Following on from some recent questions this post goes back to basics with regard to what Oracle terms “multi-versioning read consistency”. I have posted on this subject before but as it’s so critical to how applications using Oracle will behave it’s worth another post, with emphasis on a very important point at the end…
“Multi-versioning read consistency” might appear to be just a rather grand sounding name (or another bit of techno-jargon) so here’s a brief outline of what it means:
- The data reurned by a query is based on what the data in the underlying tables contained when the query commenced
- By extension of the above point, the query is not impacted by changes to the table data over the time taken to execute and retrieve the query data
It’s time for an example to illustrate this. First we’ll set up a simple table, TAB, and insert a single row:
CREATE TABLE tab (id NUMBER(6) NOT NULL) / INSERT INTO tab VALUES (1); COMMIT;
Next we’ll open a cursor that returns the data in TAB but we won’t actually retrieve the data yet.
VARIABLE rc1 REFCURSOR BEGIN OPEN :rc1 FOR SELECT * FROM tab ORDER BY id; END; /
Let’s head back to our table and do some data changes. We’ll do these changes as autonomous transactions so as to simulate an external process coming in and making these changes, removed from the session with the open cursor:
DECLARE PRAGMA AUTONOMOUS_TRANSACTION; BEGIN UPDATE tab SET id = 2; INSERT INTO tab VALUES (2); COMMIT; END; /
… and once again open a new cursor onto our table:
VARIABLE rc2 REFCURSOR BEGIN OPEN :rc2 FOR SELECT * FROM tab ORDER BY id; END; /

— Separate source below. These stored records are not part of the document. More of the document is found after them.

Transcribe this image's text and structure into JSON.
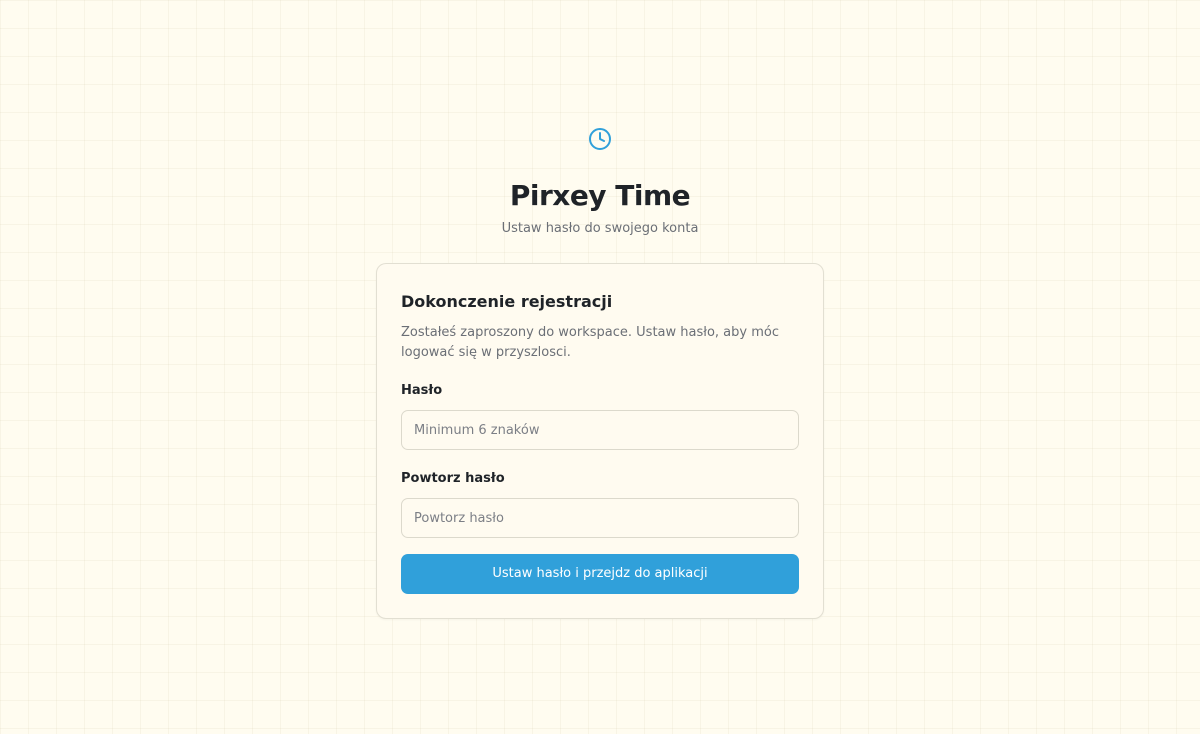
{
  "brand": {
    "icon": "clock-icon",
    "title": "Pirxey Time",
    "subtitle": "Ustaw hasło do swojego konta",
    "accent_color": "#30a0da"
  },
  "card": {
    "title": "Dokonczenie rejestracji",
    "description": "Zostałeś zaproszony do workspace. Ustaw hasło, aby móc logować się w przyszlosci.",
    "password": {
      "label": "Hasło",
      "placeholder": "Minimum 6 znaków",
      "value": ""
    },
    "repeat_password": {
      "label": "Powtorz hasło",
      "placeholder": "Powtorz hasło",
      "value": ""
    },
    "submit_label": "Ustaw hasło i przejdz do aplikacji"
  },
  "colors": {
    "background": "#fffcf0",
    "button": "#30a0da",
    "text": "#1f2328",
    "muted_text": "#6b6f76"
  }
}
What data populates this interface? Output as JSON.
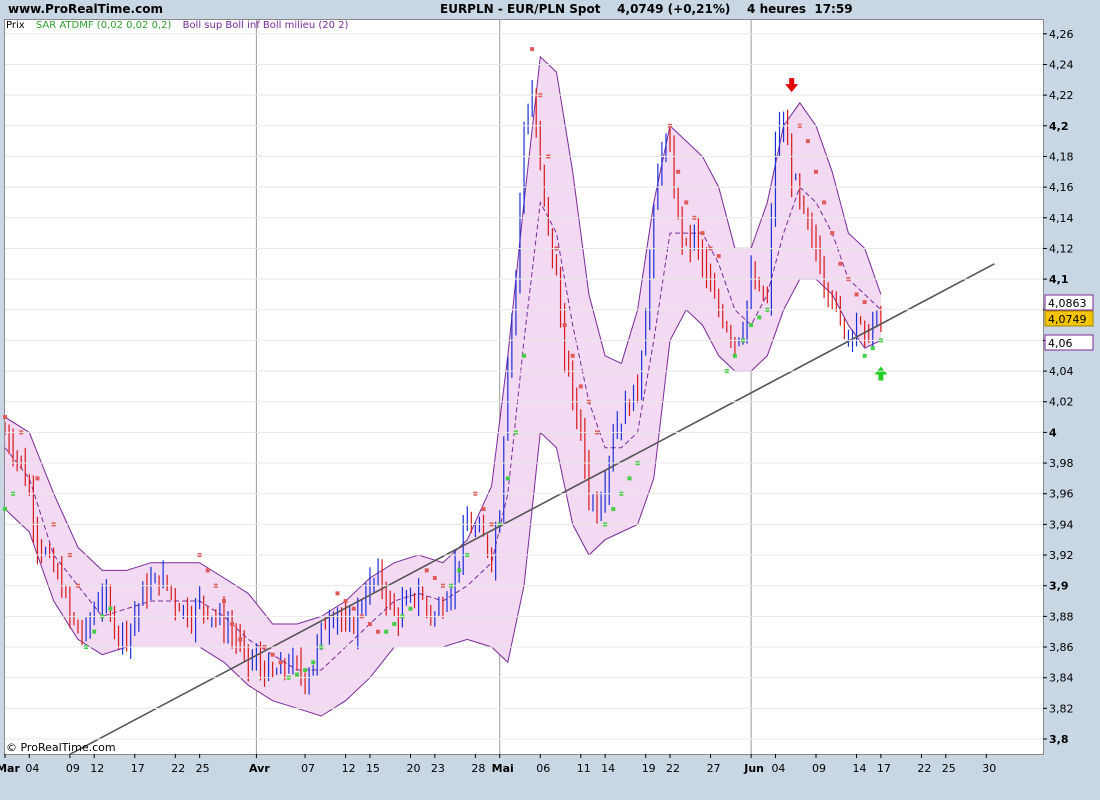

Lastly, just to reinforce things, we’ll do the whole thing yet again followed by a last update:
DECLARE PRAGMA AUTONOMOUS_TRANSACTION; BEGIN UPDATE tab SET id = 3; INSERT INTO tab VALUES (3); COMMIT; END; / VARIABLE rc3 REFCURSOR BEGIN OPEN :rc3 FOR SELECT * FROM tab ORDER BY id; END; / DECLARE PRAGMA AUTONOMOUS_TRANSACTION; BEGIN UPDATE tab SET id = 4; INSERT INTO tab VALUES (4); COMMIT; END; /
At the end of all this we have performed 4 inserts and 3 updates to our data. If we display the contents of our table as it exists at the end of the changes we get:
SQL> SELECT * 2 FROM tab 3 ORDER BY id; ID ---------- 4 4 4 4
Now let’s retrieve the data from our cursors and see what they contain:
SQL> PRINT rc1 ID ---------- 1 SQL> PRINT rc2 ID ---------- 2 2 SQL> PRINT rc3 ID ---------- 3 3 3
Even though the data in the table had changed and was committed after we opened the cursors Oracle still returned the data as it was at the point in time we opened the cursor, not what the table contained when we read from the cursor. This is Oracle’s multi-versioning read consistency in action.
Now for that very important point that I mentioned at the start…
The above exercise also highlights another aspect of Oracle:
Readers and writers don’t block each other.
If you look closely at the example, whilst we were holding open cursors to the table we were still able to update existing rows as well as insert new ones. No locks on the table data were being held by the cursors to prevent this… yet the data returned by the cursors were still as the table looked when the cursor was opened. This is a fundamental of how Oracle works. If you want to build a system that is performant under high levels of concurrent activity this is exactly the behaviour you will require.